General Baggage Model for End-to-End Tracing and Its Application on Critical Path Analysis (George Hongkai Sun Masters Thesis)
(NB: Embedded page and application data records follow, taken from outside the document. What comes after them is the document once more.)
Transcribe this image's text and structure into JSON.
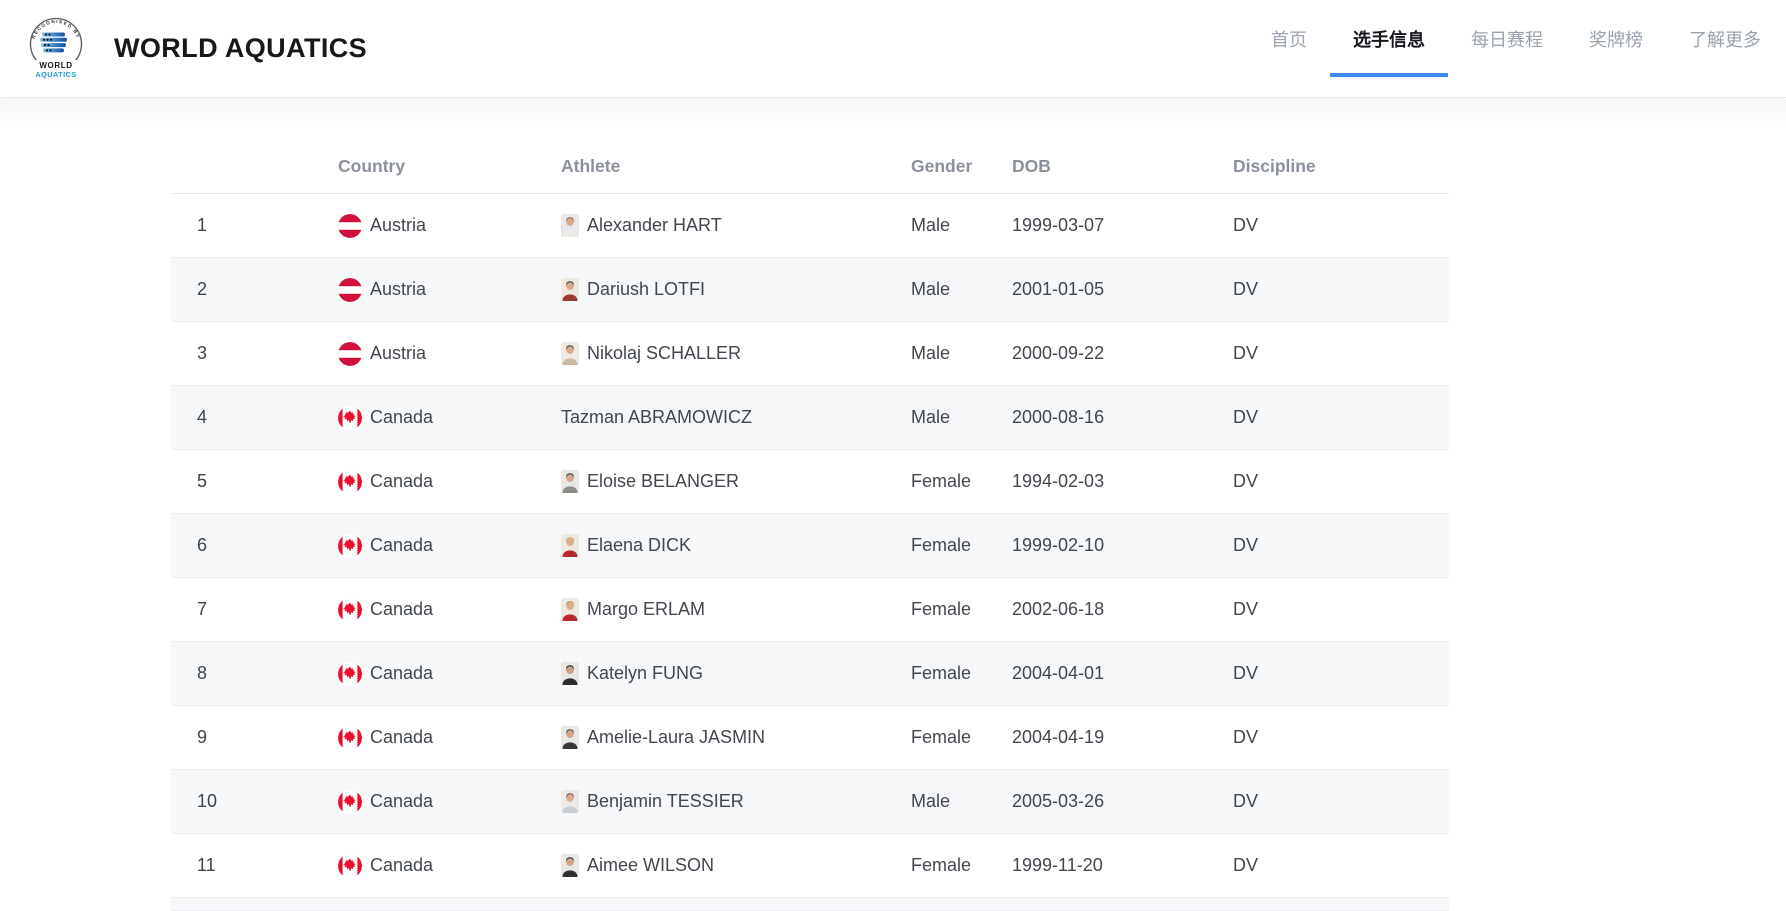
{
  "colors": {
    "accent_blue": "#3d8af7",
    "austria_red": "#d0113b",
    "canada_red": "#e8112d",
    "stripe_bg": "#f7f8fa",
    "header_label_gray": "#8b919b",
    "cell_text": "#42474e"
  },
  "header": {
    "title": "WORLD AQUATICS",
    "logo": {
      "arc_text": "RECOGNISED BY",
      "line1": "WORLD",
      "line2": "AQUATICS"
    },
    "nav": [
      {
        "label": "首页",
        "active": false
      },
      {
        "label": "选手信息",
        "active": true
      },
      {
        "label": "每日赛程",
        "active": false
      },
      {
        "label": "奖牌榜",
        "active": false
      },
      {
        "label": "了解更多",
        "active": false
      }
    ]
  },
  "table": {
    "columns": [
      "Country",
      "Athlete",
      "Gender",
      "DOB",
      "Discipline"
    ],
    "rows": [
      {
        "num": "1",
        "country": "Austria",
        "flag": "austria",
        "athlete": "Alexander HART",
        "gender": "Male",
        "dob": "1999-03-07",
        "discipline": "DV",
        "photo": {
          "bg": "#e8e8ea",
          "hair": "#8a6244",
          "skin": "#d9a98c",
          "shirt": "#efece5"
        }
      },
      {
        "num": "2",
        "country": "Austria",
        "flag": "austria",
        "athlete": "Dariush LOTFI",
        "gender": "Male",
        "dob": "2001-01-05",
        "discipline": "DV",
        "photo": {
          "bg": "#efe9e4",
          "hair": "#3f3228",
          "skin": "#d9a98c",
          "shirt": "#9e3a35"
        }
      },
      {
        "num": "3",
        "country": "Austria",
        "flag": "austria",
        "athlete": "Nikolaj SCHALLER",
        "gender": "Male",
        "dob": "2000-09-22",
        "discipline": "DV",
        "photo": {
          "bg": "#efe9e4",
          "hair": "#4a3a2c",
          "skin": "#d9ab8e",
          "shirt": "#cbb9a6"
        }
      },
      {
        "num": "4",
        "country": "Canada",
        "flag": "canada",
        "athlete": "Tazman ABRAMOWICZ",
        "gender": "Male",
        "dob": "2000-08-16",
        "discipline": "DV",
        "photo": null
      },
      {
        "num": "5",
        "country": "Canada",
        "flag": "canada",
        "athlete": "Eloise BELANGER",
        "gender": "Female",
        "dob": "1994-02-03",
        "discipline": "DV",
        "photo": {
          "bg": "#e9e7e4",
          "hair": "#3a2f28",
          "skin": "#d6a488",
          "shirt": "#8e8a86"
        }
      },
      {
        "num": "6",
        "country": "Canada",
        "flag": "canada",
        "athlete": "Elaena DICK",
        "gender": "Female",
        "dob": "1999-02-10",
        "discipline": "DV",
        "photo": {
          "bg": "#efe9e4",
          "hair": "#c9a45c",
          "skin": "#dcae90",
          "shirt": "#b5292f"
        }
      },
      {
        "num": "7",
        "country": "Canada",
        "flag": "canada",
        "athlete": "Margo ERLAM",
        "gender": "Female",
        "dob": "2002-06-18",
        "discipline": "DV",
        "photo": {
          "bg": "#efe9e4",
          "hair": "#b98f52",
          "skin": "#dcae90",
          "shirt": "#b5292f"
        }
      },
      {
        "num": "8",
        "country": "Canada",
        "flag": "canada",
        "athlete": "Katelyn FUNG",
        "gender": "Female",
        "dob": "2004-04-01",
        "discipline": "DV",
        "photo": {
          "bg": "#e9e7e4",
          "hair": "#241f1e",
          "skin": "#caa083",
          "shirt": "#2e2b2a"
        }
      },
      {
        "num": "9",
        "country": "Canada",
        "flag": "canada",
        "athlete": "Amelie-Laura JASMIN",
        "gender": "Female",
        "dob": "2004-04-19",
        "discipline": "DV",
        "photo": {
          "bg": "#e9e7e4",
          "hair": "#55402f",
          "skin": "#d3a486",
          "shirt": "#3b3837"
        }
      },
      {
        "num": "10",
        "country": "Canada",
        "flag": "canada",
        "athlete": "Benjamin TESSIER",
        "gender": "Male",
        "dob": "2005-03-26",
        "discipline": "DV",
        "photo": {
          "bg": "#eceae8",
          "hair": "#6d4f35",
          "skin": "#dcae90",
          "shirt": "#c9cdd1"
        }
      },
      {
        "num": "11",
        "country": "Canada",
        "flag": "canada",
        "athlete": "Aimee WILSON",
        "gender": "Female",
        "dob": "1999-11-20",
        "discipline": "DV",
        "photo": {
          "bg": "#e9e7e4",
          "hair": "#2e2620",
          "skin": "#d3a486",
          "shirt": "#322f2d"
        }
      }
    ]
  }
}
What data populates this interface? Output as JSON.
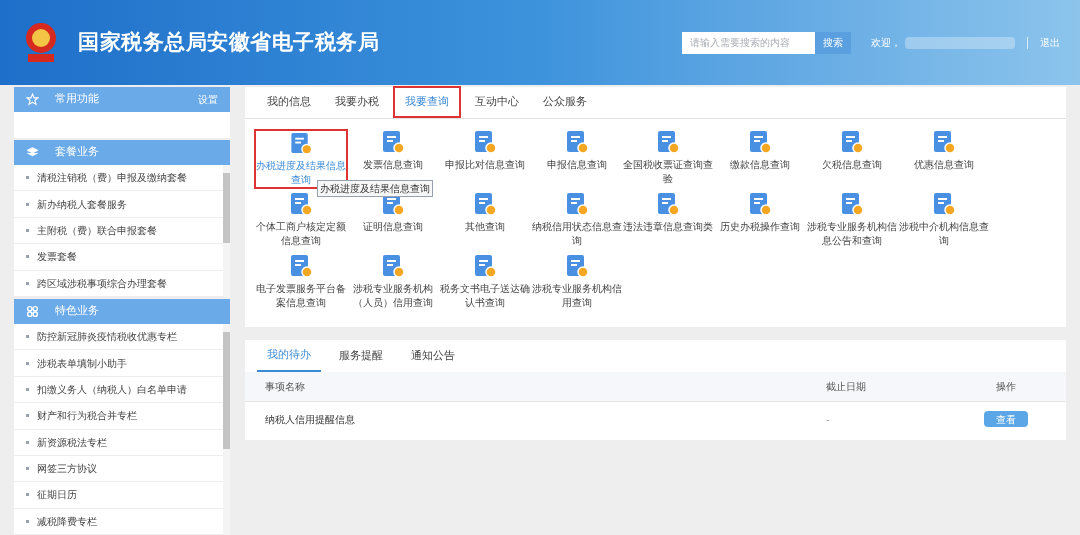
{
  "header": {
    "title": "国家税务总局安徽省电子税务局",
    "search": {
      "placeholder": "请输入需要搜索的内容",
      "button": "搜索"
    },
    "welcome": "欢迎，",
    "logout": "退出"
  },
  "sidebar": [
    {
      "title": "常用功能",
      "action": "设置"
    },
    {
      "title": "套餐业务",
      "items": [
        "清税注销税（费）申报及缴纳套餐",
        "新办纳税人套餐服务",
        "主附税（费）联合申报套餐",
        "发票套餐",
        "跨区域涉税事项综合办理套餐"
      ]
    },
    {
      "title": "特色业务",
      "items": [
        "防控新冠肺炎疫情税收优惠专栏",
        "涉税表单填制小助手",
        "扣缴义务人（纳税人）白名单申请",
        "财产和行为税合并专栏",
        "新资源税法专栏",
        "网签三方协议",
        "征期日历",
        "减税降费专栏"
      ]
    }
  ],
  "main_tabs": [
    {
      "label": "我的信息",
      "selected": false
    },
    {
      "label": "我要办税",
      "selected": false
    },
    {
      "label": "我要查询",
      "selected": true
    },
    {
      "label": "互动中心",
      "selected": false
    },
    {
      "label": "公众服务",
      "selected": false
    }
  ],
  "services": [
    {
      "label": "办税进度及结果信息查询",
      "highlighted": true,
      "tooltip": "办税进度及结果信息查询"
    },
    {
      "label": "发票信息查询",
      "highlighted": false
    },
    {
      "label": "申报比对信息查询",
      "highlighted": false
    },
    {
      "label": "申报信息查询",
      "highlighted": false
    },
    {
      "label": "全国税收票证查询查验",
      "highlighted": false
    },
    {
      "label": "缴款信息查询",
      "highlighted": false
    },
    {
      "label": "欠税信息查询",
      "highlighted": false
    },
    {
      "label": "优惠信息查询",
      "highlighted": false
    },
    {
      "label": "个体工商户核定定额信息查询",
      "highlighted": false
    },
    {
      "label": "证明信息查询",
      "highlighted": false
    },
    {
      "label": "其他查询",
      "highlighted": false
    },
    {
      "label": "纳税信用状态信息查询",
      "highlighted": false
    },
    {
      "label": "违法违章信息查询类",
      "highlighted": false
    },
    {
      "label": "历史办税操作查询",
      "highlighted": false
    },
    {
      "label": "涉税专业服务机构信息公告和查询",
      "highlighted": false
    },
    {
      "label": "涉税中介机构信息查询",
      "highlighted": false
    },
    {
      "label": "电子发票服务平台备案信息查询",
      "highlighted": false
    },
    {
      "label": "涉税专业服务机构（人员）信用查询",
      "highlighted": false
    },
    {
      "label": "税务文书电子送达确认书查询",
      "highlighted": false
    },
    {
      "label": "涉税专业服务机构信用查询",
      "highlighted": false
    }
  ],
  "todo_tabs": [
    {
      "label": "我的待办",
      "selected": true
    },
    {
      "label": "服务提醒",
      "selected": false
    },
    {
      "label": "通知公告",
      "selected": false
    }
  ],
  "todo_table": {
    "columns": [
      "事项名称",
      "截止日期",
      "操作"
    ],
    "rows": [
      {
        "name": "纳税人信用提醒信息",
        "deadline": "-",
        "action": "查看"
      }
    ]
  }
}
Many monitoring and diagnosis systems have been proposed based on causal tracing for end-to-end executions in distributed systems as more and more modern computer applications become distributed systems. These applications are based on metadata propagation along the request’s executions, which has been closely tied to the application logic, the metadata formats, and the developer APIs. Such kind of coupling makes it impossible to reuse the metadata propagation code added by the developers to their systems and duplicates the efforts. Such duplicate efforts have been identified as the main barrier to entry for these tracing applications. In this report, we propose a general metadata container called the Baggage Model, which enables us to reuse the metadata propagation. Baggage provides necessary flexibility, extensibility, and isolation to allow different tracing applications to share the same instrumentation, which should significantly reduce the duplicate efforts for the developers. Three tracing applications are modified by us to take advantage of the general baggage model. We have also briefly analyzed the performance of our baggage implementation. Based on the baggage model, we propose a new tracing application called CPath for critical path analysis. This tool measures the overall latency, the critical execution path, and the slack of the request’s executions to help developers to figure out the slow-down factors. We also propose the idea of hypothetical speedups to simulate the optimization plans with the real request executions to see how much improvement on the overall latency the plans can work out, which helps the performance engineers to set up feasible and meaningful peformance goals for the development teams. We also talk about the lessons we have learnt and future work with both baggage model and CPath.

George Hongkai Sun MSc Thesis